Requirement: Within the records below, repeat each line exactly but keep every picture out of the copy.

Supplied entries:
= Beginning of Section =

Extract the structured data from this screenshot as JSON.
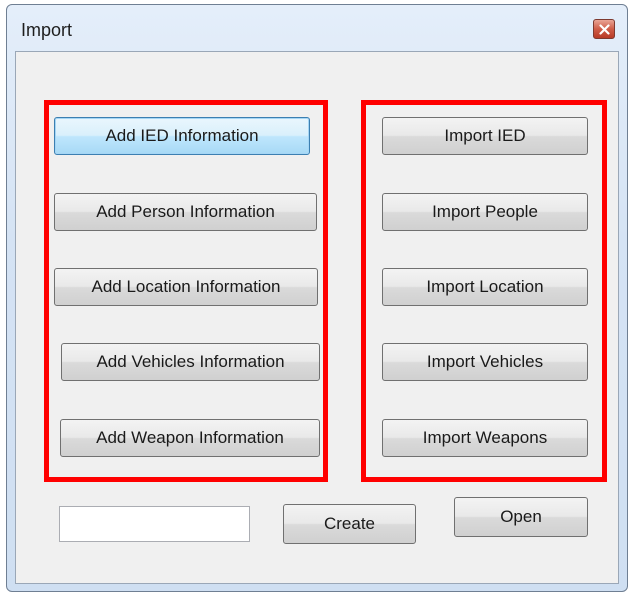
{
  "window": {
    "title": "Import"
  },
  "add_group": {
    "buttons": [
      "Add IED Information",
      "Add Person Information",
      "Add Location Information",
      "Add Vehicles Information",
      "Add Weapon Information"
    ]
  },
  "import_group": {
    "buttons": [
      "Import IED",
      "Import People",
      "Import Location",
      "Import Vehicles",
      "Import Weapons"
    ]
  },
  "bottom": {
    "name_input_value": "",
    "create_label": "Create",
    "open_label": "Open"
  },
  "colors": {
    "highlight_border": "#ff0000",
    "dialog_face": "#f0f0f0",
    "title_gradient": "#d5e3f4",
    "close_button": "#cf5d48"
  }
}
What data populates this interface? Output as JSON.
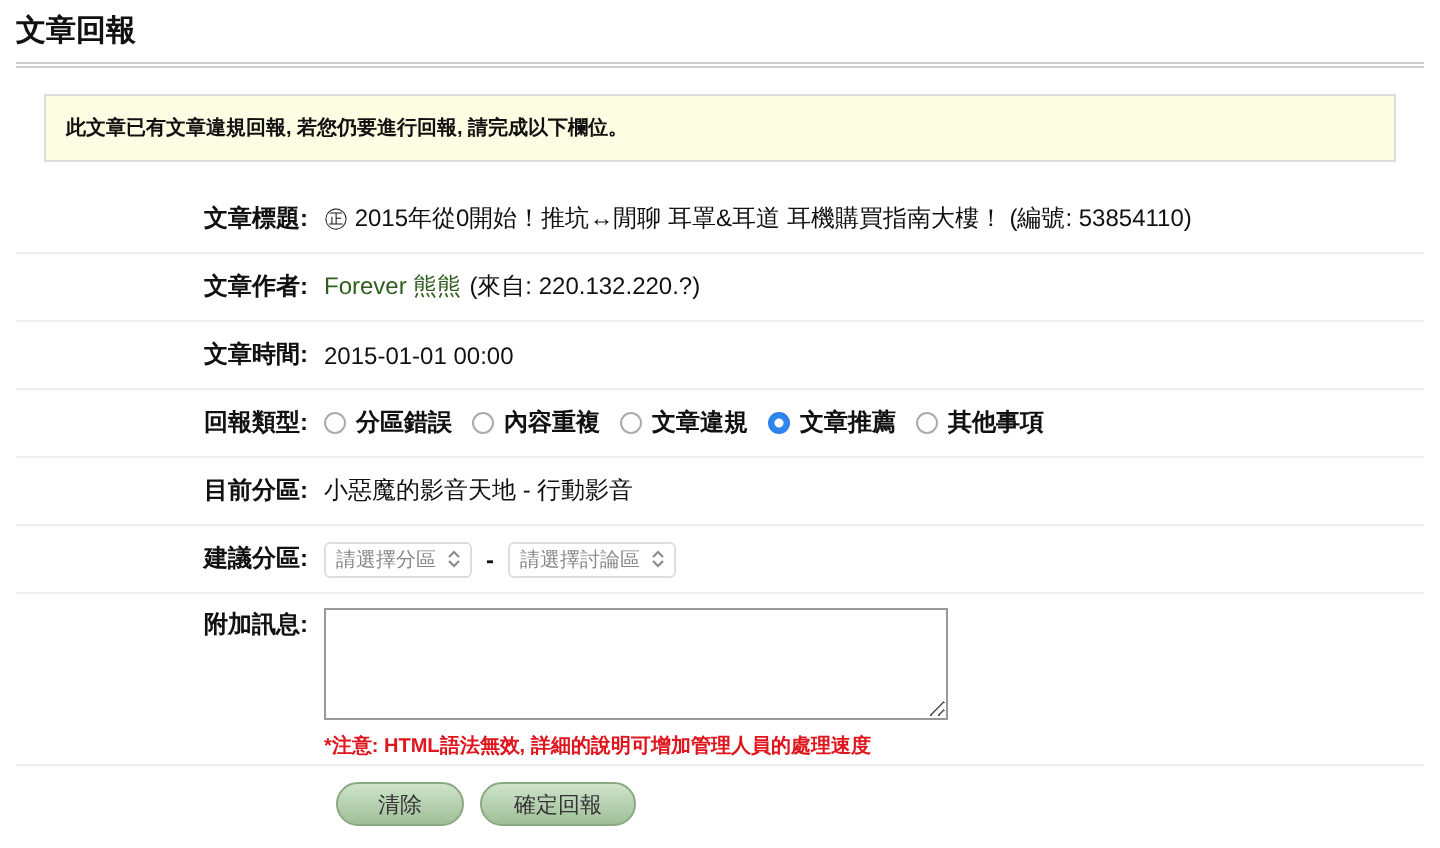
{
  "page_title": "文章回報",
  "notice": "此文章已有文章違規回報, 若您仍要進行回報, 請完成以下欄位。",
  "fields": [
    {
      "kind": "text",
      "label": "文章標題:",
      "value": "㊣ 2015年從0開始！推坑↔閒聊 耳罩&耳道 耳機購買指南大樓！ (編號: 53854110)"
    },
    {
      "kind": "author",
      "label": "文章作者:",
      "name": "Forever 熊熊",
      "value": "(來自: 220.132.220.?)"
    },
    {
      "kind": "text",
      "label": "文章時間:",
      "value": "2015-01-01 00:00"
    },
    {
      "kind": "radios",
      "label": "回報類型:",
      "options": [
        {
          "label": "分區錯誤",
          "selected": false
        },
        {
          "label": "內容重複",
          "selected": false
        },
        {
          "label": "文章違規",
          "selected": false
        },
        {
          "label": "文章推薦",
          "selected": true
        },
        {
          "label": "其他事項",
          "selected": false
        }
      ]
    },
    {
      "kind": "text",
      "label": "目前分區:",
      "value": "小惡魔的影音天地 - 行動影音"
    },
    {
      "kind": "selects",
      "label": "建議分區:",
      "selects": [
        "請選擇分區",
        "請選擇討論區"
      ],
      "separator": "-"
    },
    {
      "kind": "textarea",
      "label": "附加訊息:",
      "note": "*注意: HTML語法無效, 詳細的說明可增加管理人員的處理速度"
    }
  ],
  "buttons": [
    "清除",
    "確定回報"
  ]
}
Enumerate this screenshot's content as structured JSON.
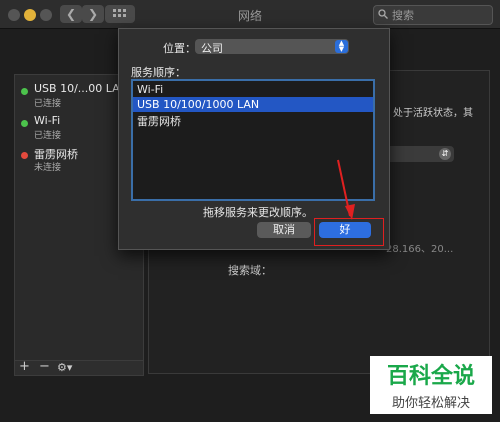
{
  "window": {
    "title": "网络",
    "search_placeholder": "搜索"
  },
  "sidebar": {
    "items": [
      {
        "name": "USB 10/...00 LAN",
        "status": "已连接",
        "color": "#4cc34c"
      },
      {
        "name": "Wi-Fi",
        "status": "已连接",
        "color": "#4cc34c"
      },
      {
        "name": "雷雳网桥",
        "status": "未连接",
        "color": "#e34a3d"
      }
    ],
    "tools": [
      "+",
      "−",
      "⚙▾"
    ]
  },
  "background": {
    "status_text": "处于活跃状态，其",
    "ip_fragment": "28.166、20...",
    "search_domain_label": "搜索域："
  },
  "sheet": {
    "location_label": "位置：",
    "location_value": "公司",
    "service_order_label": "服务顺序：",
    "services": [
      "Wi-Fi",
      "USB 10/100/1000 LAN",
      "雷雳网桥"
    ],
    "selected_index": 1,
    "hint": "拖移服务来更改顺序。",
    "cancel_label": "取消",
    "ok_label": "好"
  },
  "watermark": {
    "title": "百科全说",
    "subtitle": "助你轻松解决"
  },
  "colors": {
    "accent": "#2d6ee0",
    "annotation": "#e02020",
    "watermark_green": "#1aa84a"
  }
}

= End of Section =

Answer section:
Extract the structured data from this screenshot as JSON.
{
  "window": {
    "title": "Import"
  },
  "add_group": {
    "buttons": [
      "Add IED Information",
      "Add Person Information",
      "Add Location Information",
      "Add Vehicles Information",
      "Add Weapon Information"
    ]
  },
  "import_group": {
    "buttons": [
      "Import IED",
      "Import People",
      "Import Location",
      "Import Vehicles",
      "Import Weapons"
    ]
  },
  "bottom": {
    "name_input_value": "",
    "create_label": "Create",
    "open_label": "Open"
  },
  "colors": {
    "highlight_border": "#ff0000",
    "dialog_face": "#f0f0f0",
    "title_gradient": "#d5e3f4",
    "close_button": "#cf5d48"
  }
}
What data populates this interface? Output as JSON.
{
  "page_title": "文章回報",
  "notice": "此文章已有文章違規回報, 若您仍要進行回報, 請完成以下欄位。",
  "fields": [
    {
      "kind": "text",
      "label": "文章標題:",
      "value": "㊣ 2015年從0開始！推坑↔閒聊 耳罩&耳道 耳機購買指南大樓！ (編號: 53854110)"
    },
    {
      "kind": "author",
      "label": "文章作者:",
      "name": "Forever 熊熊",
      "value": "(來自: 220.132.220.?)"
    },
    {
      "kind": "text",
      "label": "文章時間:",
      "value": "2015-01-01 00:00"
    },
    {
      "kind": "radios",
      "label": "回報類型:",
      "options": [
        {
          "label": "分區錯誤",
          "selected": false
        },
        {
          "label": "內容重複",
          "selected": false
        },
        {
          "label": "文章違規",
          "selected": false
        },
        {
          "label": "文章推薦",
          "selected": true
        },
        {
          "label": "其他事項",
          "selected": false
        }
      ]
    },
    {
      "kind": "text",
      "label": "目前分區:",
      "value": "小惡魔的影音天地 - 行動影音"
    },
    {
      "kind": "selects",
      "label": "建議分區:",
      "selects": [
        "請選擇分區",
        "請選擇討論區"
      ],
      "separator": "-"
    },
    {
      "kind": "textarea",
      "label": "附加訊息:",
      "note": "*注意: HTML語法無效, 詳細的說明可增加管理人員的處理速度"
    }
  ],
  "buttons": [
    "清除",
    "確定回報"
  ]
}
Enumerate this screenshot's content as structured JSON.
{
  "window": {
    "title": "网络",
    "search_placeholder": "搜索"
  },
  "sidebar": {
    "items": [
      {
        "name": "USB 10/...00 LAN",
        "status": "已连接",
        "color": "#4cc34c"
      },
      {
        "name": "Wi-Fi",
        "status": "已连接",
        "color": "#4cc34c"
      },
      {
        "name": "雷雳网桥",
        "status": "未连接",
        "color": "#e34a3d"
      }
    ],
    "tools": [
      "+",
      "−",
      "⚙▾"
    ]
  },
  "background": {
    "status_text": "处于活跃状态，其",
    "ip_fragment": "28.166、20...",
    "search_domain_label": "搜索域："
  },
  "sheet": {
    "location_label": "位置：",
    "location_value": "公司",
    "service_order_label": "服务顺序：",
    "services": [
      "Wi-Fi",
      "USB 10/100/1000 LAN",
      "雷雳网桥"
    ],
    "selected_index": 1,
    "hint": "拖移服务来更改顺序。",
    "cancel_label": "取消",
    "ok_label": "好"
  },
  "watermark": {
    "title": "百科全说",
    "subtitle": "助你轻松解决"
  },
  "colors": {
    "accent": "#2d6ee0",
    "annotation": "#e02020",
    "watermark_green": "#1aa84a"
  }
}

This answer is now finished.